Washington 8 April 1821
My Dear George
Your ridiculous Letter as you call it was received yesterday and gave me great pleasure as at least it evinced all the discernment which I have ever given you credit for and proved your own worth by the discarding all those little petty jealousies and narrow feelings which are too apt to colour our opinions and to jaundice our <
opinions> judgment—I have no particular partiality for either of my children they are all three endowed with talents and qualifications which will lead to eminence if they exert the falcuties to advantage with which nature and education has gifted them—I look for the time when you will come to live with us with great pleasure and trust that we shall agree as well as Charles and I did who I believe now thoroughly understands the happiness he enjoyed—

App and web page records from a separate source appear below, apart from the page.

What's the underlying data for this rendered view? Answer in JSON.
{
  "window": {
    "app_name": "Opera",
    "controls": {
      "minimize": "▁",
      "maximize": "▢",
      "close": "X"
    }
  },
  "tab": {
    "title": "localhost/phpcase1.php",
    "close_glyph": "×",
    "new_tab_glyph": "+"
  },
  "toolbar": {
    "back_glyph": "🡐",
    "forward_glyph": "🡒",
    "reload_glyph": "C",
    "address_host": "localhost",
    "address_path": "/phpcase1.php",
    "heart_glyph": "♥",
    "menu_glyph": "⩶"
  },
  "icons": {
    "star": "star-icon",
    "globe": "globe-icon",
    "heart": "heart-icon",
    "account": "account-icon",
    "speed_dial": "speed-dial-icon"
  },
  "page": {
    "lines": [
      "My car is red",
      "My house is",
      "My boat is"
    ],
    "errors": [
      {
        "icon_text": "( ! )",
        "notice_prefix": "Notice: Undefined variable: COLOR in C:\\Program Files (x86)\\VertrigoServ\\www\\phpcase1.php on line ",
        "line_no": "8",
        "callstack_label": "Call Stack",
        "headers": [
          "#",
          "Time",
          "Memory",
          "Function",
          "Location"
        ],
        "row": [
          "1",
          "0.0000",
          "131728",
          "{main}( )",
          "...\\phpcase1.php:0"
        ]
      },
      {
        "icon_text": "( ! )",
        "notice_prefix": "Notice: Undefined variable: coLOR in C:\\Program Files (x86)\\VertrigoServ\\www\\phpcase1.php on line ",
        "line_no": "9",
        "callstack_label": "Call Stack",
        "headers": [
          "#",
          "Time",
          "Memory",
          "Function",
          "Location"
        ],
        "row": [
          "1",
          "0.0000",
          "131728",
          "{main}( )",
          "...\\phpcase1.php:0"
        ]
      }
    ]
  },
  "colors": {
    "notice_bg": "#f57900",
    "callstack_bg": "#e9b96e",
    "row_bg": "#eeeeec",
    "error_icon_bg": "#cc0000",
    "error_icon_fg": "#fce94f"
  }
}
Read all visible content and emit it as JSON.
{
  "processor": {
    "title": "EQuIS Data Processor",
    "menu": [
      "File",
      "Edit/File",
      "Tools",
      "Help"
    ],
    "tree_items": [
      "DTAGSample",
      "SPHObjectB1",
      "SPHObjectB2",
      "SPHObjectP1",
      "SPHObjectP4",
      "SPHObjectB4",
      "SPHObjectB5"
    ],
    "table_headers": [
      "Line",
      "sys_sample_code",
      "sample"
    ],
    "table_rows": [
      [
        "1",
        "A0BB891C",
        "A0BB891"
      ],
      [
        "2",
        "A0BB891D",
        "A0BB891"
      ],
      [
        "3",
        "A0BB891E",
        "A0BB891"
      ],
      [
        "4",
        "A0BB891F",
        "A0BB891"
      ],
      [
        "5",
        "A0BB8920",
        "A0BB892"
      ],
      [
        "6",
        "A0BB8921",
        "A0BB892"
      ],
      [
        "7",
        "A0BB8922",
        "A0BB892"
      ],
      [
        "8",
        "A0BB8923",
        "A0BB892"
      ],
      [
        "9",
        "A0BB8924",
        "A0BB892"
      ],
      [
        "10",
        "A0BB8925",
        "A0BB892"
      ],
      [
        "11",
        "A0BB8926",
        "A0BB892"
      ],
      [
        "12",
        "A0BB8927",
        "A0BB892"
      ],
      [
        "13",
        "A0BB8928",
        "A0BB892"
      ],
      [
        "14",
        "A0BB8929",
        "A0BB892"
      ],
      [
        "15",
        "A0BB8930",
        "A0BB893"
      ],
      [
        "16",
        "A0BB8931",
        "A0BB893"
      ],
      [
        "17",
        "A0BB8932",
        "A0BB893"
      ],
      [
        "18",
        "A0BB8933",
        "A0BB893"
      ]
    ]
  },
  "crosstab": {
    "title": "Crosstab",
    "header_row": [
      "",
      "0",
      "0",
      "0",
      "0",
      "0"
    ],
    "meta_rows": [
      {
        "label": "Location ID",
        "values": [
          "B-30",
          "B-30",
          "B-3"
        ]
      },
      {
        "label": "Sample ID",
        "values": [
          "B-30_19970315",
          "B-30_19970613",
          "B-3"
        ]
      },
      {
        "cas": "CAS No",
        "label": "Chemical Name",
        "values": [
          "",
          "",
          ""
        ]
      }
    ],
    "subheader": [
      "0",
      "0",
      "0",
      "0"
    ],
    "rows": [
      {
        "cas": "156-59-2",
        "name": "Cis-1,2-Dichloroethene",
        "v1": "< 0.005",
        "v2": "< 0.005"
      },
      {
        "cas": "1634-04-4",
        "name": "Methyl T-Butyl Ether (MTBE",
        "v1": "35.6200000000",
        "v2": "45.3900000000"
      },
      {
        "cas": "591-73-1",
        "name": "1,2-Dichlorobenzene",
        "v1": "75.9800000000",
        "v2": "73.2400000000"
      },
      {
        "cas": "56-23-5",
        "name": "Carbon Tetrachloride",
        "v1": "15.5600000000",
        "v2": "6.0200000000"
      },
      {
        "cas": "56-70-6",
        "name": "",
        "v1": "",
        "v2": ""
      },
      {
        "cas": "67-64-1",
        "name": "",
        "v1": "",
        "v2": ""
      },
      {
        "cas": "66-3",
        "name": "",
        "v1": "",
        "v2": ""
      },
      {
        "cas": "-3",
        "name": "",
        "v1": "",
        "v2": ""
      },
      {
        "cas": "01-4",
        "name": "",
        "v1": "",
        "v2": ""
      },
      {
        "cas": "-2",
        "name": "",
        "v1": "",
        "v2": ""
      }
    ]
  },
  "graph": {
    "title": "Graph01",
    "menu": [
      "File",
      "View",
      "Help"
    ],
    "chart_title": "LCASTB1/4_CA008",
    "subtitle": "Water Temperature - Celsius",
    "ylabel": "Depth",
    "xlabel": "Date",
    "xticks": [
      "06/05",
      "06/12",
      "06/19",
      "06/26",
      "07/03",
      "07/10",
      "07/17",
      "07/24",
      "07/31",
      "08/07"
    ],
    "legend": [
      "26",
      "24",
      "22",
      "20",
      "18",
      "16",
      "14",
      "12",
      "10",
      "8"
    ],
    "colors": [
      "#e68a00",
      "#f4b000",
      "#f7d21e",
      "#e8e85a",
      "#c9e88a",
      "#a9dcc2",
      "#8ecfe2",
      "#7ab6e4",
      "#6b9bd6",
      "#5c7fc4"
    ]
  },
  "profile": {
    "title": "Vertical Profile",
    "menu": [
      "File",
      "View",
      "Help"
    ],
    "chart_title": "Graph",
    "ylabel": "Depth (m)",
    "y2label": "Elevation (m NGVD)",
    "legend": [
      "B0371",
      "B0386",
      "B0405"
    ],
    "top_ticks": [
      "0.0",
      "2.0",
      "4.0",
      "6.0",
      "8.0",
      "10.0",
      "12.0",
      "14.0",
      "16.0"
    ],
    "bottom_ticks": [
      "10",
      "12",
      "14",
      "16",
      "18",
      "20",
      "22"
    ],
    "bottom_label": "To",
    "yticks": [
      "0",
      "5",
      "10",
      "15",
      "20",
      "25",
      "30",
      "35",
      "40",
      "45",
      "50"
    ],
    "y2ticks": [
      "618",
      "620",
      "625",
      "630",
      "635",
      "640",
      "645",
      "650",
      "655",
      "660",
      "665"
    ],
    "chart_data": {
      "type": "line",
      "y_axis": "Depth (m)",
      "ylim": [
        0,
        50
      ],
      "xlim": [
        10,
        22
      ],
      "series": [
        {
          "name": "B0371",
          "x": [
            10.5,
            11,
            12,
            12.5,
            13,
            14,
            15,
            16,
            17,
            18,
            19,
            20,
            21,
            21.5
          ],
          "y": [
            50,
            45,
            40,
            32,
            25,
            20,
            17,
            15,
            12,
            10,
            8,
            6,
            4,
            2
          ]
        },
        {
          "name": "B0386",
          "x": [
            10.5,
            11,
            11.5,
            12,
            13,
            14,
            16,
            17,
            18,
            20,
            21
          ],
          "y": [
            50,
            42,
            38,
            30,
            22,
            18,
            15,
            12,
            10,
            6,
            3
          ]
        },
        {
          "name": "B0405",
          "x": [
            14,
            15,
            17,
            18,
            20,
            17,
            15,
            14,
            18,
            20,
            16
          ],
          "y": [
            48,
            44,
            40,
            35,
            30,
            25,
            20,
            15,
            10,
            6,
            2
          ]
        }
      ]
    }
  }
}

As Mary is waiting to copy my journal I must hasten to conclude my Letter only hinting to you that when you do come you must take care in avoiding Charybdis not to wreck yourself against Scylla and with this caution which you understand you may go on very well to the mutual satisfaction of your father and affectionate Mother
L. C. Adams—
MHi: Adams Papers.